Data extracted from a collection:
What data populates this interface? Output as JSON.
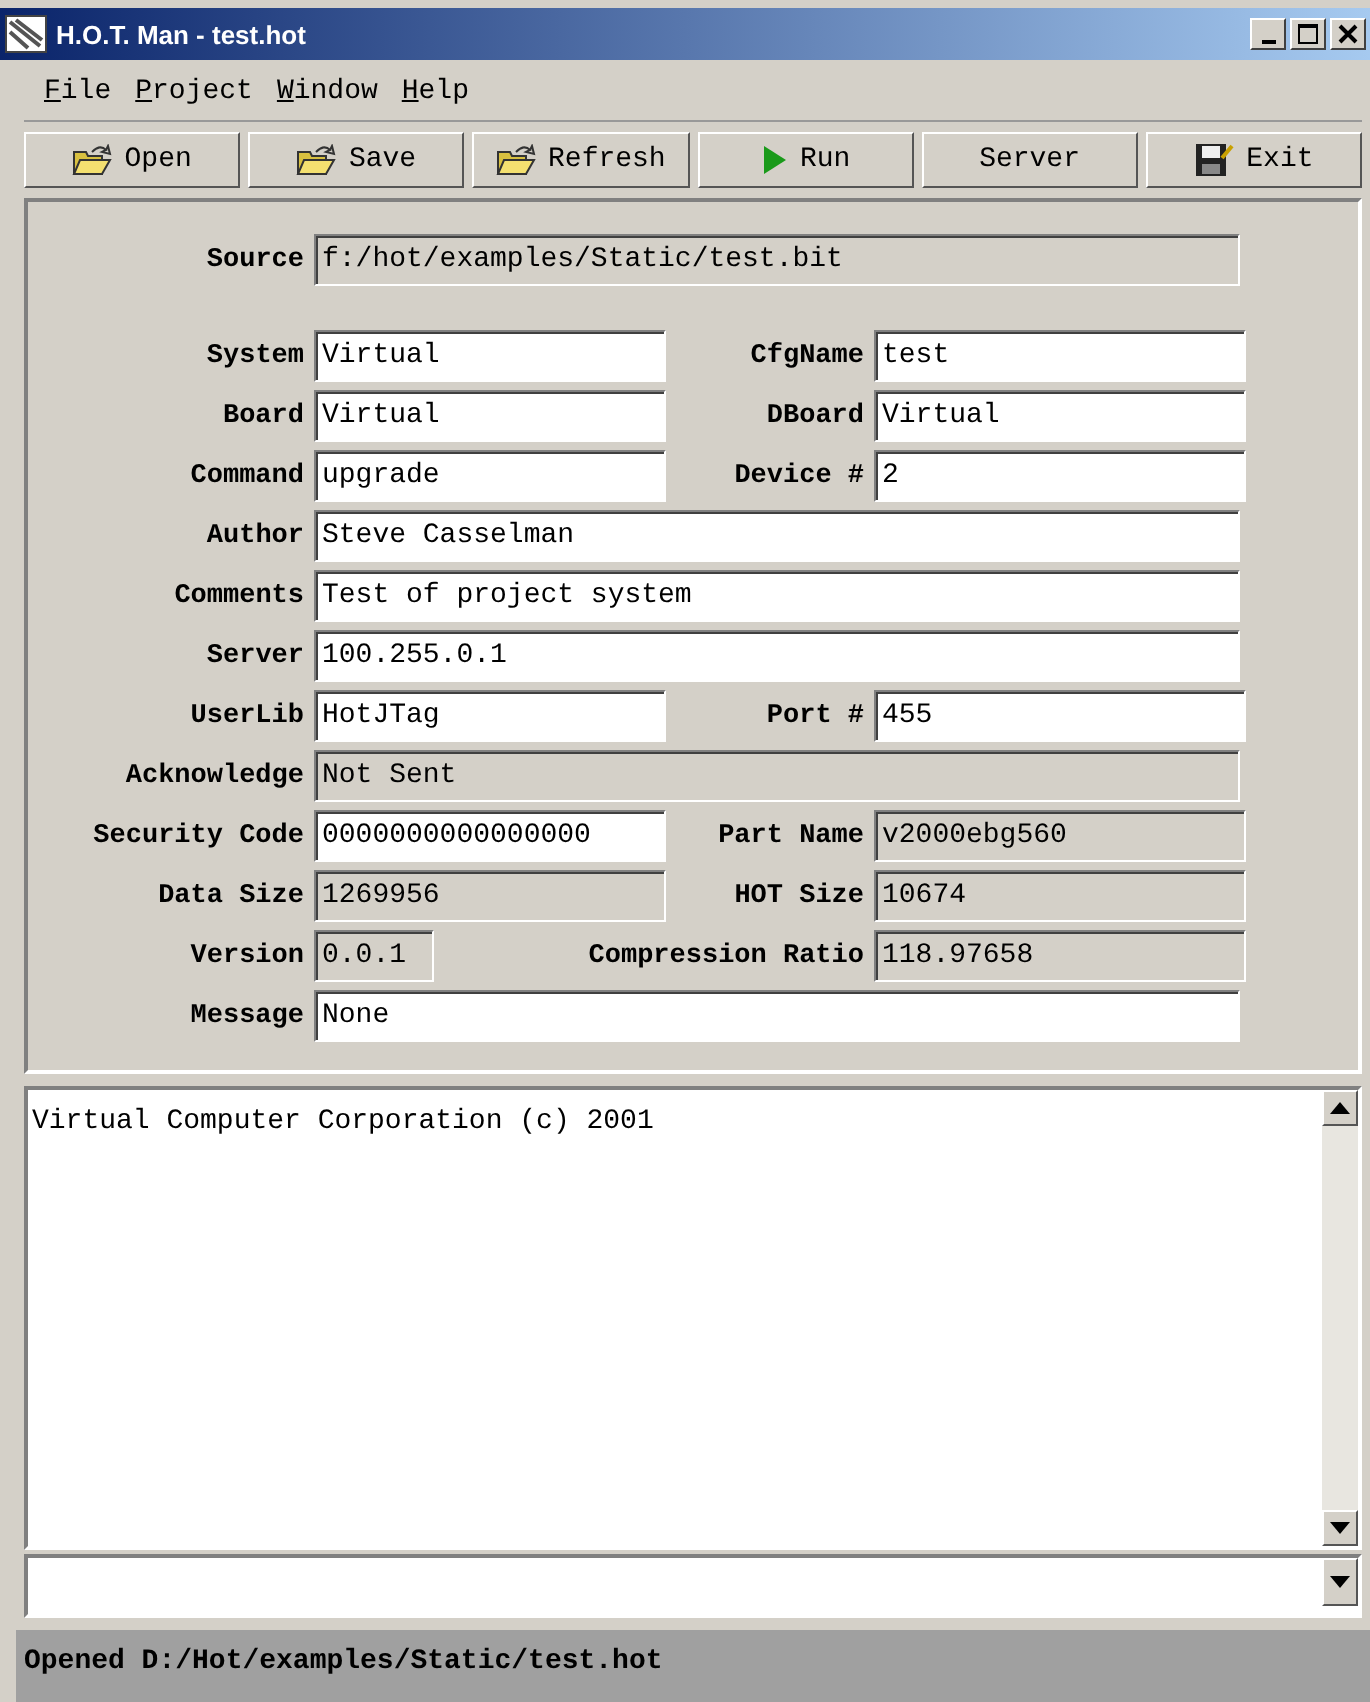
{
  "window": {
    "title": "H.O.T. Man - test.hot"
  },
  "menu": [
    "File",
    "Project",
    "Window",
    "Help"
  ],
  "toolbar": [
    {
      "label": "Open",
      "kind": "folder"
    },
    {
      "label": "Save",
      "kind": "folder"
    },
    {
      "label": "Refresh",
      "kind": "folder"
    },
    {
      "label": "Run",
      "kind": "play"
    },
    {
      "label": "Server",
      "kind": "text"
    },
    {
      "label": "Exit",
      "kind": "disk"
    }
  ],
  "form": [
    {
      "kind": "single",
      "label": "Source",
      "value": "f:/hot/examples/Static/test.bit",
      "editable": false
    },
    {
      "kind": "pair",
      "label": "System",
      "value": "Virtual",
      "editable": true,
      "label_2": "CfgName",
      "value_2": "test",
      "editable_2": true
    },
    {
      "kind": "pair",
      "label": "Board",
      "value": "Virtual",
      "editable": true,
      "label_2": "DBoard",
      "value_2": "Virtual",
      "editable_2": true
    },
    {
      "kind": "pair",
      "label": "Command",
      "value": "upgrade",
      "editable": true,
      "label_2": "Device #",
      "value_2": "2",
      "editable_2": true
    },
    {
      "kind": "single",
      "label": "Author",
      "value": "Steve Casselman",
      "editable": true
    },
    {
      "kind": "single",
      "label": "Comments",
      "value": "Test of project system",
      "editable": true
    },
    {
      "kind": "single",
      "label": "Server",
      "value": "100.255.0.1",
      "editable": true
    },
    {
      "kind": "pair",
      "label": "UserLib",
      "value": "HotJTag",
      "editable": true,
      "label_2": "Port #",
      "value_2": "455",
      "editable_2": true
    },
    {
      "kind": "single",
      "label": "Acknowledge",
      "value": "Not Sent",
      "editable": false
    },
    {
      "kind": "pair",
      "label": "Security Code",
      "value": "0000000000000000",
      "editable": true,
      "label_2": "Part Name",
      "value_2": "v2000ebg560",
      "editable_2": false
    },
    {
      "kind": "pair",
      "label": "Data Size",
      "value": "1269956",
      "editable": false,
      "label_2": "HOT Size",
      "value_2": "10674",
      "editable_2": false
    },
    {
      "kind": "pair-long-label",
      "label": "Version",
      "value": "0.0.1",
      "editable": false,
      "label_2": "Compression Ratio",
      "value_2": "118.97658",
      "editable_2": false
    },
    {
      "kind": "single",
      "label": "Message",
      "value": "None",
      "editable": true
    }
  ],
  "log": [
    "Virtual Computer Corporation (c) 2001"
  ],
  "status_bar": "Opened D:/Hot/examples/Static/test.hot"
}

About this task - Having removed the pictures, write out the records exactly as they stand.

Answer space -
What data populates this interface? Output as JSON.
{
  "window": {
    "title": "H.O.T. Man - test.hot"
  },
  "menu": [
    "File",
    "Project",
    "Window",
    "Help"
  ],
  "toolbar": [
    {
      "label": "Open",
      "kind": "folder"
    },
    {
      "label": "Save",
      "kind": "folder"
    },
    {
      "label": "Refresh",
      "kind": "folder"
    },
    {
      "label": "Run",
      "kind": "play"
    },
    {
      "label": "Server",
      "kind": "text"
    },
    {
      "label": "Exit",
      "kind": "disk"
    }
  ],
  "form": [
    {
      "kind": "single",
      "label": "Source",
      "value": "f:/hot/examples/Static/test.bit",
      "editable": false
    },
    {
      "kind": "pair",
      "label": "System",
      "value": "Virtual",
      "editable": true,
      "label_2": "CfgName",
      "value_2": "test",
      "editable_2": true
    },
    {
      "kind": "pair",
      "label": "Board",
      "value": "Virtual",
      "editable": true,
      "label_2": "DBoard",
      "value_2": "Virtual",
      "editable_2": true
    },
    {
      "kind": "pair",
      "label": "Command",
      "value": "upgrade",
      "editable": true,
      "label_2": "Device #",
      "value_2": "2",
      "editable_2": true
    },
    {
      "kind": "single",
      "label": "Author",
      "value": "Steve Casselman",
      "editable": true
    },
    {
      "kind": "single",
      "label": "Comments",
      "value": "Test of project system",
      "editable": true
    },
    {
      "kind": "single",
      "label": "Server",
      "value": "100.255.0.1",
      "editable": true
    },
    {
      "kind": "pair",
      "label": "UserLib",
      "value": "HotJTag",
      "editable": true,
      "label_2": "Port #",
      "value_2": "455",
      "editable_2": true
    },
    {
      "kind": "single",
      "label": "Acknowledge",
      "value": "Not Sent",
      "editable": false
    },
    {
      "kind": "pair",
      "label": "Security Code",
      "value": "0000000000000000",
      "editable": true,
      "label_2": "Part Name",
      "value_2": "v2000ebg560",
      "editable_2": false
    },
    {
      "kind": "pair",
      "label": "Data Size",
      "value": "1269956",
      "editable": false,
      "label_2": "HOT Size",
      "value_2": "10674",
      "editable_2": false
    },
    {
      "kind": "pair-long-label",
      "label": "Version",
      "value": "0.0.1",
      "editable": false,
      "label_2": "Compression Ratio",
      "value_2": "118.97658",
      "editable_2": false
    },
    {
      "kind": "single",
      "label": "Message",
      "value": "None",
      "editable": true
    }
  ],
  "log": [
    "Virtual Computer Corporation (c) 2001"
  ],
  "status_bar": "Opened D:/Hot/examples/Static/test.hot"
}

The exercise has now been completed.